The problem: In the records that follow, locate every line with "bold" and extract it.

-------- Records for processing --------

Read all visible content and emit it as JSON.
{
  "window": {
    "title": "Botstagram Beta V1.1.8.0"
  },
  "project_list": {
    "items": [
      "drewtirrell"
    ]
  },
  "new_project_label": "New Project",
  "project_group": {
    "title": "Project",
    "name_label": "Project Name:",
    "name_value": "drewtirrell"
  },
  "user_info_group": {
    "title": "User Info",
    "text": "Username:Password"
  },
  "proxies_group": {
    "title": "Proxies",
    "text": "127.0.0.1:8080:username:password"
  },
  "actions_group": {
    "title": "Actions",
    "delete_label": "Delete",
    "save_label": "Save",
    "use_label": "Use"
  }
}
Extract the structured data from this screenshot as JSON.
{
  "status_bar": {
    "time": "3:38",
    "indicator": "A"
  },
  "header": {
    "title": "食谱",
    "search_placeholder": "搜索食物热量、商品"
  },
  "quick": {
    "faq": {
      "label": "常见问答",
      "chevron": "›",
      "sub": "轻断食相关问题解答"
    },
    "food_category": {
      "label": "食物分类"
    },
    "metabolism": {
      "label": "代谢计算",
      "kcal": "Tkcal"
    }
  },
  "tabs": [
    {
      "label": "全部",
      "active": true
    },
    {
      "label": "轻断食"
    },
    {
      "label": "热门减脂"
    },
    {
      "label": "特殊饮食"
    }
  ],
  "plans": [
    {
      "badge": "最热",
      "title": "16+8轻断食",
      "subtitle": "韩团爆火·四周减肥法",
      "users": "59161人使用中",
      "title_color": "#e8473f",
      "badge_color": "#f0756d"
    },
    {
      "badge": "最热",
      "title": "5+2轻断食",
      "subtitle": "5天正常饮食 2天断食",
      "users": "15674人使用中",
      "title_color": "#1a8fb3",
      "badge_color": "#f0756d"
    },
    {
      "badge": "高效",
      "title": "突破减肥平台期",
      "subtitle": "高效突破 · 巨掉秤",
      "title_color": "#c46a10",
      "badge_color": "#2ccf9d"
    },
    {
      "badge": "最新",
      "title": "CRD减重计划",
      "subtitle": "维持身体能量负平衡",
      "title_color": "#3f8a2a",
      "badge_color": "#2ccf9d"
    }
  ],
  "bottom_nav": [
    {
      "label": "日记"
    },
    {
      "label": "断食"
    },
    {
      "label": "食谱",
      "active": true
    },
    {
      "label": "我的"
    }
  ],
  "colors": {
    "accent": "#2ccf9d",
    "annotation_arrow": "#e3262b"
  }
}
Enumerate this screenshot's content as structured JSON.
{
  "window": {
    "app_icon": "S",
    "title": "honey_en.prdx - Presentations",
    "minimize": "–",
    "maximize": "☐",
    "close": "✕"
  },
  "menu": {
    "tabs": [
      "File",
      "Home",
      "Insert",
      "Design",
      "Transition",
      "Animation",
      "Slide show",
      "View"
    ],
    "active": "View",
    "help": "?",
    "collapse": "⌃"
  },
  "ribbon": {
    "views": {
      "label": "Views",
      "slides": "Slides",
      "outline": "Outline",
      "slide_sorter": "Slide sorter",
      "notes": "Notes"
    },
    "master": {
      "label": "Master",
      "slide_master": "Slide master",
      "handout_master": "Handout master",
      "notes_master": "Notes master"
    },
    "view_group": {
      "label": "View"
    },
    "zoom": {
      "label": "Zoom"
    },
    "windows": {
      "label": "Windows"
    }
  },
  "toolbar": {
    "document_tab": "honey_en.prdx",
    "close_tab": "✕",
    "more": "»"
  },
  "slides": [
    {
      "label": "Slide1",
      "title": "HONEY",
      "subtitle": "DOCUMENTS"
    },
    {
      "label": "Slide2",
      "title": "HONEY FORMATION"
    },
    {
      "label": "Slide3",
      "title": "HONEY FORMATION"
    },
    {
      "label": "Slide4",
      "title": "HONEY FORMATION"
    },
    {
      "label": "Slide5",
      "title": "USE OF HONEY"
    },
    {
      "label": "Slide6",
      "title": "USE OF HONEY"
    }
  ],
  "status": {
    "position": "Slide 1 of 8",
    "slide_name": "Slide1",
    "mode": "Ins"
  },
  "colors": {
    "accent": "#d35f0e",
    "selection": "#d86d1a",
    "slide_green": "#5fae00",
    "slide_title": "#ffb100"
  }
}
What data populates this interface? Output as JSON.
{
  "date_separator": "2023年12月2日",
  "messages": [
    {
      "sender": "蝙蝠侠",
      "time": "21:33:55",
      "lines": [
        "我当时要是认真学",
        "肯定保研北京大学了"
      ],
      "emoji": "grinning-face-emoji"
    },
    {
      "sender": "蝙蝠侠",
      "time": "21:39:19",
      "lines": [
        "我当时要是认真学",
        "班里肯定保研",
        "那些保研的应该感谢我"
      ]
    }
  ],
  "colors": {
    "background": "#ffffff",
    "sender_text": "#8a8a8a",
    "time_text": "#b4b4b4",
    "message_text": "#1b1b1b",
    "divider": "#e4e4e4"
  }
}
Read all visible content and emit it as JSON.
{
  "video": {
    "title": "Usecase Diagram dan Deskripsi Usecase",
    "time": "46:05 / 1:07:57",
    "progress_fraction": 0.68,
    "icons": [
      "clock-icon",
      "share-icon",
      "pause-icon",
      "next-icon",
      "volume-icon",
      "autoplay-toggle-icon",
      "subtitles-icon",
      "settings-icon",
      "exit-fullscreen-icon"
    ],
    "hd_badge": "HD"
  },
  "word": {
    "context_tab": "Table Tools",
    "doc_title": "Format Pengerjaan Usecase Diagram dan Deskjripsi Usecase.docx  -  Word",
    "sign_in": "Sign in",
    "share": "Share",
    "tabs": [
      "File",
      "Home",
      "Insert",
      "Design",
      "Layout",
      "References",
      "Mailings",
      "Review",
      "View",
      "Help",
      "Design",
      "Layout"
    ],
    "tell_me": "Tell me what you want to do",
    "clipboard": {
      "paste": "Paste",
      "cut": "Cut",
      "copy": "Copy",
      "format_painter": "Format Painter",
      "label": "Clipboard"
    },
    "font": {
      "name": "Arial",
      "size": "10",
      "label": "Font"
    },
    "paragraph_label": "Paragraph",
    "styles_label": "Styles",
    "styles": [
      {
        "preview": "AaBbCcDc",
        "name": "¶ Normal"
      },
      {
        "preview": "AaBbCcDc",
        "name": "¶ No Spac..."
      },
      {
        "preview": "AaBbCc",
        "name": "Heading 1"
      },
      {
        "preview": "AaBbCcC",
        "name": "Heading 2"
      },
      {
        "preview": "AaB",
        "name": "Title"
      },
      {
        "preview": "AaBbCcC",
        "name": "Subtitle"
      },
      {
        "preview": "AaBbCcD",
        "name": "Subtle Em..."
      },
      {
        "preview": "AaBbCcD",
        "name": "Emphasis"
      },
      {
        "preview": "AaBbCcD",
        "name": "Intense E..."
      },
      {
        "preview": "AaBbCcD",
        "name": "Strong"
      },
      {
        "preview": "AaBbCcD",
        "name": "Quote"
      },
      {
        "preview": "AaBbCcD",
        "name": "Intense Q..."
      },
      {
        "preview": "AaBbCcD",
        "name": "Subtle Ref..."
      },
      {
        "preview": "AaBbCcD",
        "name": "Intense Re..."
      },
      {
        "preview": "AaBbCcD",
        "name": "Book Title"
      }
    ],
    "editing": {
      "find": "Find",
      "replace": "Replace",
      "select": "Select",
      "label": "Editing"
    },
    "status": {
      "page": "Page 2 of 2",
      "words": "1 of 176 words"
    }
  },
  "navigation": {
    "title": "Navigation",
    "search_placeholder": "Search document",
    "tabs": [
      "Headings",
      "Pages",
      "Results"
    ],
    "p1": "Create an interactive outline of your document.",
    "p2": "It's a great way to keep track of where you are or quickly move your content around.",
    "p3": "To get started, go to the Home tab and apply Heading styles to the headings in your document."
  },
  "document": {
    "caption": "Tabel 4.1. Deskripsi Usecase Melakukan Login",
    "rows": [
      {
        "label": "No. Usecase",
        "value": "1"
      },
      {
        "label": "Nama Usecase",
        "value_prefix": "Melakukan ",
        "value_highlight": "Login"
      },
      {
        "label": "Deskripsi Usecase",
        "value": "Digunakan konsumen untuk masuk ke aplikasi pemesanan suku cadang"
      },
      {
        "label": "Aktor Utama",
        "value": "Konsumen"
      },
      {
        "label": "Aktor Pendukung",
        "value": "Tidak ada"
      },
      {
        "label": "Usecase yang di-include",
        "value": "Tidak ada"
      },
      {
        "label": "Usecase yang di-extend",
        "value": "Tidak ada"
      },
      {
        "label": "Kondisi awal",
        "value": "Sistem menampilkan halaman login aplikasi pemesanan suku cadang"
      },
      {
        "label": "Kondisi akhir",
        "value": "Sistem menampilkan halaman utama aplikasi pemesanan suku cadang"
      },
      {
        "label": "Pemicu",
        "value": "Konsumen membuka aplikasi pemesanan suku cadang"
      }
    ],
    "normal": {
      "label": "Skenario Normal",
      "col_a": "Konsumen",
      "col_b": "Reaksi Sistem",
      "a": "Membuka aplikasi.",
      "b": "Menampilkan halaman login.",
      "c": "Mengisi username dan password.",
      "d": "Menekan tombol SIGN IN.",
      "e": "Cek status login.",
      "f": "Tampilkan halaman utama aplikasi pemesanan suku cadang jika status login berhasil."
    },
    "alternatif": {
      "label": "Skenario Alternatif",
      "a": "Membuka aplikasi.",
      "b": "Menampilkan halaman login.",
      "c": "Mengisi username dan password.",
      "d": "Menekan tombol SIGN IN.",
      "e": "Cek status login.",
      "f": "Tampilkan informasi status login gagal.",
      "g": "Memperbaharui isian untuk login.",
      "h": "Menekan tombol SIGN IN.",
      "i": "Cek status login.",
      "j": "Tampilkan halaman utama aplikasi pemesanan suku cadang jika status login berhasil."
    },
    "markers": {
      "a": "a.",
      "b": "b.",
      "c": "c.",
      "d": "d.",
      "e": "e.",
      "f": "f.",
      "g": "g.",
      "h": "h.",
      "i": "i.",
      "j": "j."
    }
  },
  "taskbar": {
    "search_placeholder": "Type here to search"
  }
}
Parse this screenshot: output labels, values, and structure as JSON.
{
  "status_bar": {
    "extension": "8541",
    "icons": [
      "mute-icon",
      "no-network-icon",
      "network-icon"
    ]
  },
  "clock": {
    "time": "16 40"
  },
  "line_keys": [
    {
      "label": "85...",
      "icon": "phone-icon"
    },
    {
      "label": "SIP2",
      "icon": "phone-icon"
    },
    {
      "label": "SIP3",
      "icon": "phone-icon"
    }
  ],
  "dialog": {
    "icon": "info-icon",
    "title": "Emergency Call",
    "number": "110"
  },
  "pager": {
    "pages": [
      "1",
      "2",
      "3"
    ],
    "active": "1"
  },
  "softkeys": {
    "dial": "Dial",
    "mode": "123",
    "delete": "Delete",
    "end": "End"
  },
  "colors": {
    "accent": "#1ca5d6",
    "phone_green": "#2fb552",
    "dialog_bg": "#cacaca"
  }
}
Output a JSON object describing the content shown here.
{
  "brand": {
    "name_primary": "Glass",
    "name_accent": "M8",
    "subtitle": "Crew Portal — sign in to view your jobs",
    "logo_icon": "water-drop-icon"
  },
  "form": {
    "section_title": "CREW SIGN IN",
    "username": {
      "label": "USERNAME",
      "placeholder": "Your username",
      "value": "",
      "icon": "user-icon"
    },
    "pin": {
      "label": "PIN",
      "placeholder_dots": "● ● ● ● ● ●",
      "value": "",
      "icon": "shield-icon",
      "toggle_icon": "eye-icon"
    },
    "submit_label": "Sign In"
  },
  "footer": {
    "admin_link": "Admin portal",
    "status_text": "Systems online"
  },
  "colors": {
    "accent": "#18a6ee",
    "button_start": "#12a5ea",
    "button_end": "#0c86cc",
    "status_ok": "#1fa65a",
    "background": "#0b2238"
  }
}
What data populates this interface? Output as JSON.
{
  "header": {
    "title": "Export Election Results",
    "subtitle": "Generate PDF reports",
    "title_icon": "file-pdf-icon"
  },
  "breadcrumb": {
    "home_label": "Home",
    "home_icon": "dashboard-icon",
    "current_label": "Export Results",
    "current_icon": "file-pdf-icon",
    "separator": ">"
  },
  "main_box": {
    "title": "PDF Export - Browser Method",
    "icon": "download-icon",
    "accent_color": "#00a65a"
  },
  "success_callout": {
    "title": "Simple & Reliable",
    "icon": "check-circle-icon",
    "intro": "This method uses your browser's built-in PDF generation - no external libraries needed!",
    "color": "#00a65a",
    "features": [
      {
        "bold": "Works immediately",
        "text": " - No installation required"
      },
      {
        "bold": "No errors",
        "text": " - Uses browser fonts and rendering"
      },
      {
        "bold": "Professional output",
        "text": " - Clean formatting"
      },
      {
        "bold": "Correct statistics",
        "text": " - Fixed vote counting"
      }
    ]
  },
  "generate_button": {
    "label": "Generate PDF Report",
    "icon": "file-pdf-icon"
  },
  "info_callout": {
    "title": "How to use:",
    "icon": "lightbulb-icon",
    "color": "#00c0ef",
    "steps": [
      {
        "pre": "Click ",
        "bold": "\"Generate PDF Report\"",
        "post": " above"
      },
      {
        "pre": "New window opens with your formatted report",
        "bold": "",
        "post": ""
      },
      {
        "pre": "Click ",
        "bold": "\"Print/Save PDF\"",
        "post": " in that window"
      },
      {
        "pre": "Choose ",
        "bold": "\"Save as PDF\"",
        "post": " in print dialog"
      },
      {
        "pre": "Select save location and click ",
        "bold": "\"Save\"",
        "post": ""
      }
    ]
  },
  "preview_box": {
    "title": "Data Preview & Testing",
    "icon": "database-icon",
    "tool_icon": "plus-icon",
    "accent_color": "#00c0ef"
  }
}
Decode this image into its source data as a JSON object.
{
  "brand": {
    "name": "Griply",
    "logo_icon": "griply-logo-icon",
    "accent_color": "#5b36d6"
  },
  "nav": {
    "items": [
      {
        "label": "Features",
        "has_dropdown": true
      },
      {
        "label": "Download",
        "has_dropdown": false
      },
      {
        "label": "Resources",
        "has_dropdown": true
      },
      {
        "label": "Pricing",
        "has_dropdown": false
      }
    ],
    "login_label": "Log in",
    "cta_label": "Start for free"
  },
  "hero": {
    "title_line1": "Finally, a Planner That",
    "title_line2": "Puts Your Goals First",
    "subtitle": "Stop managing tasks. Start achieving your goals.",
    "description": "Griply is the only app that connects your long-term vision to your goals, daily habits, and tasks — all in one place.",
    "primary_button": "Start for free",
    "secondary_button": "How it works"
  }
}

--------

Task solution:
        "bold": "Works immediately",
        "bold": "No errors",
        "bold": "Professional output",
        "bold": "Correct statistics",
        "bold": "\"Generate PDF Report\"",
        "bold": "",
        "bold": "\"Print/Save PDF\"",
        "bold": "\"Save as PDF\"",
        "bold": "\"Save\"",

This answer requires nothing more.